*PROBLEM TO WORK ON*. Sort through the data and copy the lines holding the word "this".

--- RECORD EXTRACTS Enclosed Below ---

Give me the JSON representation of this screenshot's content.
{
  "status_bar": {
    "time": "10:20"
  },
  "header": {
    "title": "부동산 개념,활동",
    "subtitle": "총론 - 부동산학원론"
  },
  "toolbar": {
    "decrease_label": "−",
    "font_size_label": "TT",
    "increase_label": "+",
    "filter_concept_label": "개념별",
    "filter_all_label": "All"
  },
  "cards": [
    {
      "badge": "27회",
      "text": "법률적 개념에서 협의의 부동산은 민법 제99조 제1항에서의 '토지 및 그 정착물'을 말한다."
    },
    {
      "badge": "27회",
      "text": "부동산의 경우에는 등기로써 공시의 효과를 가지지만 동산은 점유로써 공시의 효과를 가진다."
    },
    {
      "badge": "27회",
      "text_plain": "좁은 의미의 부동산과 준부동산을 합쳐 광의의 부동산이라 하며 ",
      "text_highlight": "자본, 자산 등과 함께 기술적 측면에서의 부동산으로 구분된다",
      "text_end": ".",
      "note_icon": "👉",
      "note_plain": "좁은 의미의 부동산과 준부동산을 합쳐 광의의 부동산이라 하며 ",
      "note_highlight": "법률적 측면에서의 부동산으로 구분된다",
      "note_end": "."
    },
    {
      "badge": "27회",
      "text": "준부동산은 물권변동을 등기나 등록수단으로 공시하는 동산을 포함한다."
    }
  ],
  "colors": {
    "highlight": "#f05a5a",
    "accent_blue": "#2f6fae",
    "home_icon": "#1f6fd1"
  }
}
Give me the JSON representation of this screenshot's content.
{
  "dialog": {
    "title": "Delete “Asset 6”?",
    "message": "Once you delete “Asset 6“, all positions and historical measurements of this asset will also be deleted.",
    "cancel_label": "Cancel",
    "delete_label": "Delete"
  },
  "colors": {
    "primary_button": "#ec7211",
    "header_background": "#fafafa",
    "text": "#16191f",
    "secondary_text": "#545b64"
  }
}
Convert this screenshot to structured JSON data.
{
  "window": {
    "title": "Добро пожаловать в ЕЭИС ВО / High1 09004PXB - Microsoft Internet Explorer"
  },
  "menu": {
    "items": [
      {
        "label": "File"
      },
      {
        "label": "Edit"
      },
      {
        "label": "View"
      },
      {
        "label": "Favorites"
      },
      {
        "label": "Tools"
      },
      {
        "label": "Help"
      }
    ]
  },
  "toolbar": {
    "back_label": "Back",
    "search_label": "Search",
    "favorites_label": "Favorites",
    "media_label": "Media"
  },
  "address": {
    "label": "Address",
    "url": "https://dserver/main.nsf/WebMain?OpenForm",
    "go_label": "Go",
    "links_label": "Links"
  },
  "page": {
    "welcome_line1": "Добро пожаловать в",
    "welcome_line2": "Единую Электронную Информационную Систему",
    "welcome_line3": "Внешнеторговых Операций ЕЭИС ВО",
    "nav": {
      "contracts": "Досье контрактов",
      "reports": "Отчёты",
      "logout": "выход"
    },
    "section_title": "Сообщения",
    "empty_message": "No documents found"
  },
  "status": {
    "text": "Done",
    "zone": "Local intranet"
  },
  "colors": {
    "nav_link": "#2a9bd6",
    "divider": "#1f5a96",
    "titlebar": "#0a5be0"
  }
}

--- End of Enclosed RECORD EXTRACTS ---

*FINISHED EXERCISE*.
Give me the JSON representation of this screenshot's content.
Give me the JSON representation of this screenshot's content.
    "message": "Once you delete “Asset 6“, all positions and historical measurements of this asset will also be deleted.",
Convert this screenshot to structured JSON data.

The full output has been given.